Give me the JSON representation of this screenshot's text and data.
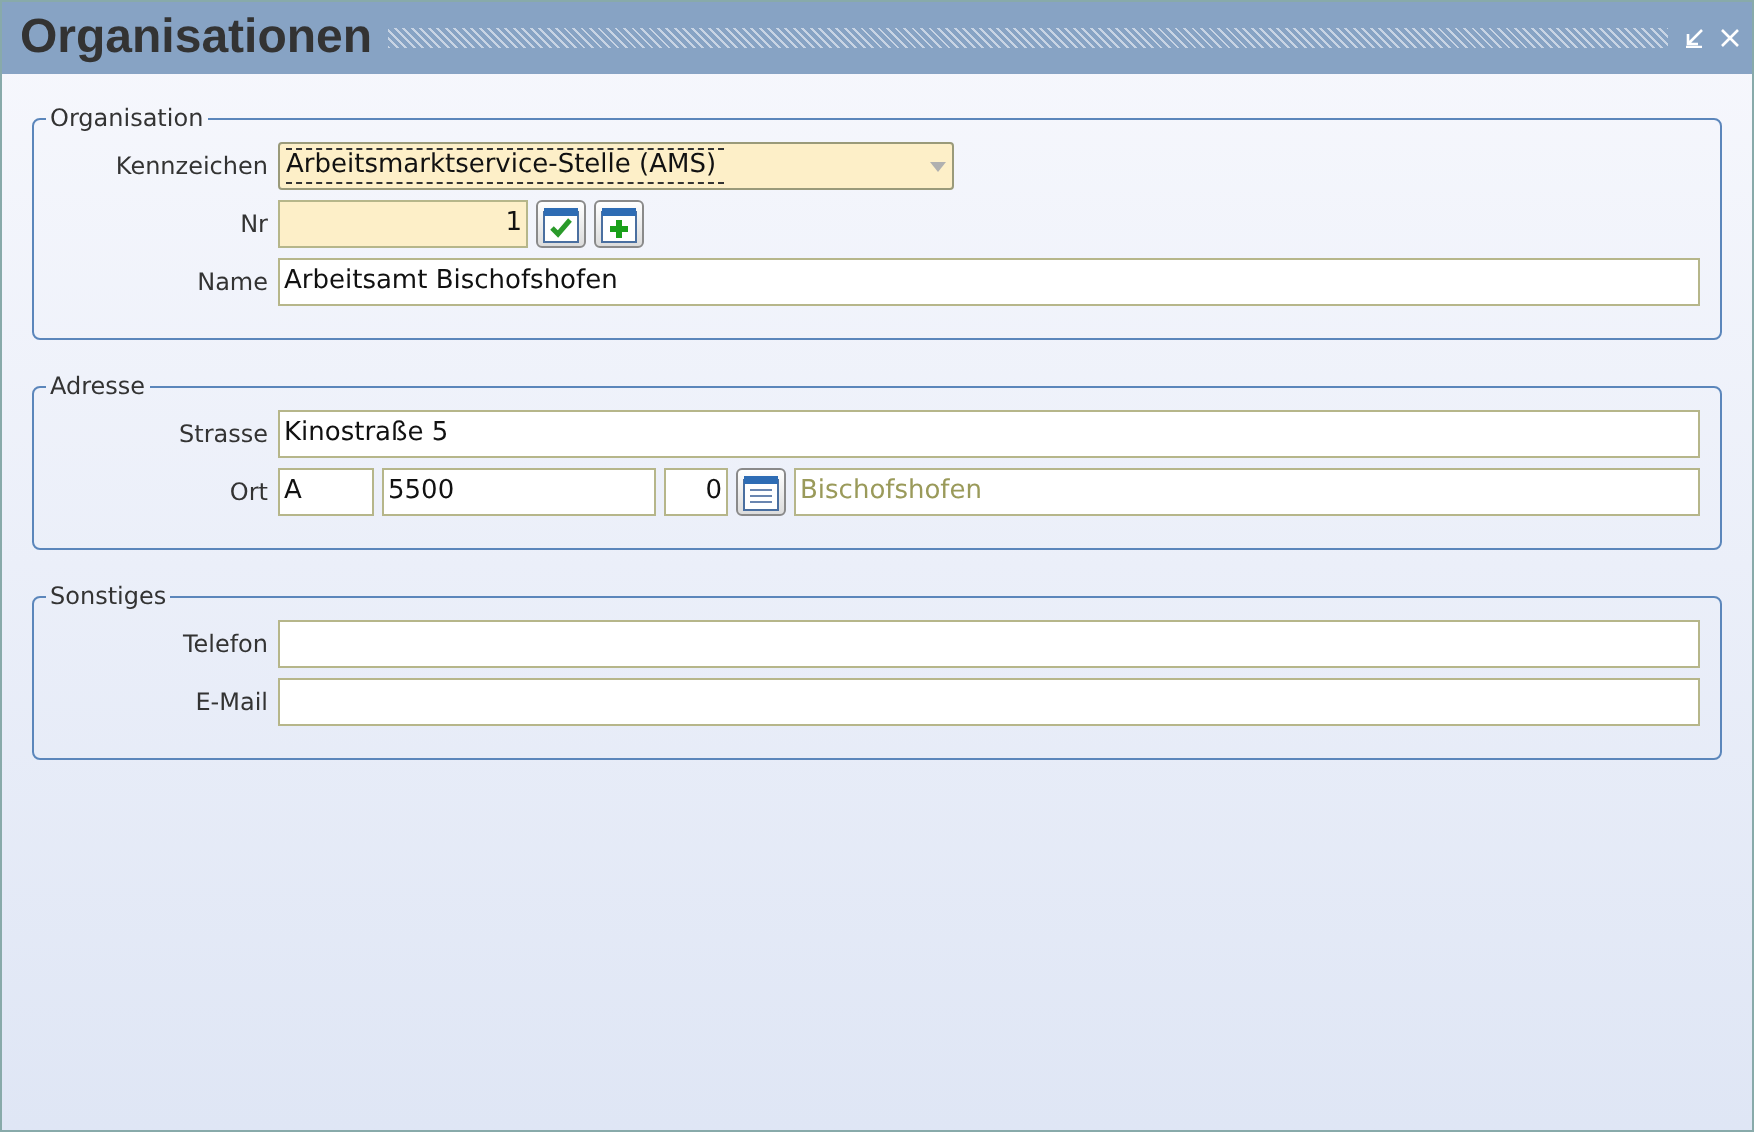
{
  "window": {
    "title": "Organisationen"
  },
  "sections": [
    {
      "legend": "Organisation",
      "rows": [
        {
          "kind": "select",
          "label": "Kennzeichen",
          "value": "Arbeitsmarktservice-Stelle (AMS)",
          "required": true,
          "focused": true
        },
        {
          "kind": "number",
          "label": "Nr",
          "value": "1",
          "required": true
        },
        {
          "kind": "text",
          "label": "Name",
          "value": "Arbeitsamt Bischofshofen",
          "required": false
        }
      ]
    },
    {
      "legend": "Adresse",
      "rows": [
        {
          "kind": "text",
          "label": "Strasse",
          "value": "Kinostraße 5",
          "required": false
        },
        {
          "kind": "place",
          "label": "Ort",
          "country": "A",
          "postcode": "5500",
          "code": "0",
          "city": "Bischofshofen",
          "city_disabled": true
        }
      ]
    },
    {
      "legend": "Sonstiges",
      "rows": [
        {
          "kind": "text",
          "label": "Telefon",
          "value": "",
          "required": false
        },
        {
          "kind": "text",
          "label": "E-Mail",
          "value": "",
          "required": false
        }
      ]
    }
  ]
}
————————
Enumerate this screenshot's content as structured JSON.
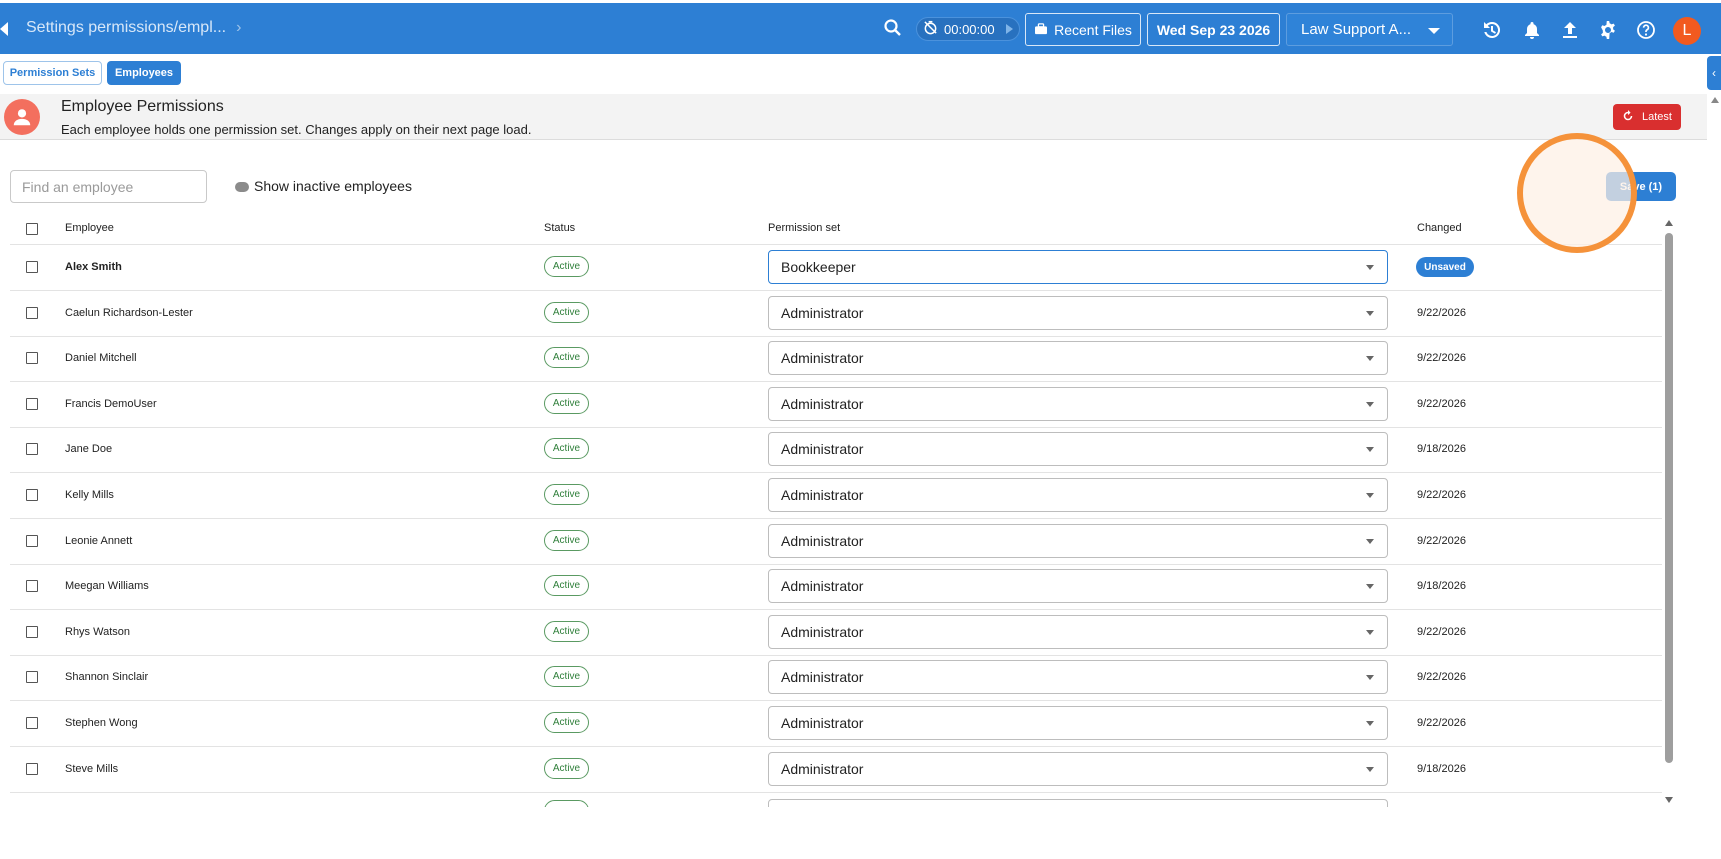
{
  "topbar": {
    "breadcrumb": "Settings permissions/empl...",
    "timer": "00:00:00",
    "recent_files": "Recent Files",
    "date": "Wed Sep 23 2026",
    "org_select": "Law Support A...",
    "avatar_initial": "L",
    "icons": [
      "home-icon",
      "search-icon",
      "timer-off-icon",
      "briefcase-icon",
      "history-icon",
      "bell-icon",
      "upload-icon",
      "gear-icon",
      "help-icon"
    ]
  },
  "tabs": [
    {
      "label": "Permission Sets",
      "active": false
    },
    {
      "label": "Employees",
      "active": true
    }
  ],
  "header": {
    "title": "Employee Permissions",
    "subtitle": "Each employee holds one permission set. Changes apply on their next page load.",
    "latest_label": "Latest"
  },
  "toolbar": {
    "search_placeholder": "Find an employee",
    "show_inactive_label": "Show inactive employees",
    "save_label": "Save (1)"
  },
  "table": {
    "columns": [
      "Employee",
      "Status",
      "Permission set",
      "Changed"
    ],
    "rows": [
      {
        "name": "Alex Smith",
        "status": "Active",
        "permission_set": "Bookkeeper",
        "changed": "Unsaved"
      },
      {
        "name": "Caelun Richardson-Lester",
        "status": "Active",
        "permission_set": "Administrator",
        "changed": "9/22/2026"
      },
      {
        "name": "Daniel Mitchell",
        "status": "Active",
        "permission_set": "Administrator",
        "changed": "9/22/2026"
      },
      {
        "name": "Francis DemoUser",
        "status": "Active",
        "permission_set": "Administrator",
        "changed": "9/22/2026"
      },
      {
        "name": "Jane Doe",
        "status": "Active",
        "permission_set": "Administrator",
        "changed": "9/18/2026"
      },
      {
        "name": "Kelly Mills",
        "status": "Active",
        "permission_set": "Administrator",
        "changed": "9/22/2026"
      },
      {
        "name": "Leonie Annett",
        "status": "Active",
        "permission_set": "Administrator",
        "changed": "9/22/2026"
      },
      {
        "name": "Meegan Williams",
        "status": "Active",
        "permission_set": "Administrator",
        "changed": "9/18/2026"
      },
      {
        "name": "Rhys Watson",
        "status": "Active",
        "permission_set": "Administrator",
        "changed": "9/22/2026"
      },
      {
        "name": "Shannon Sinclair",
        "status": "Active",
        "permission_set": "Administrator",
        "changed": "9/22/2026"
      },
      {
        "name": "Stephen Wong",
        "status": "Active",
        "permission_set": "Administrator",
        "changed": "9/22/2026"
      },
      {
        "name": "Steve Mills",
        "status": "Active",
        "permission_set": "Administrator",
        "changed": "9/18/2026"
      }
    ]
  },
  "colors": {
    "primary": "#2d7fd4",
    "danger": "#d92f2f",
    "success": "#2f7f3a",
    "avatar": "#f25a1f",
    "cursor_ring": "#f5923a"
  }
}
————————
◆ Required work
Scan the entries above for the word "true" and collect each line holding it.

◆ Response to the task
          "required": true,
          "focused": true
          "required": true
          "city_disabled": true
      "active": true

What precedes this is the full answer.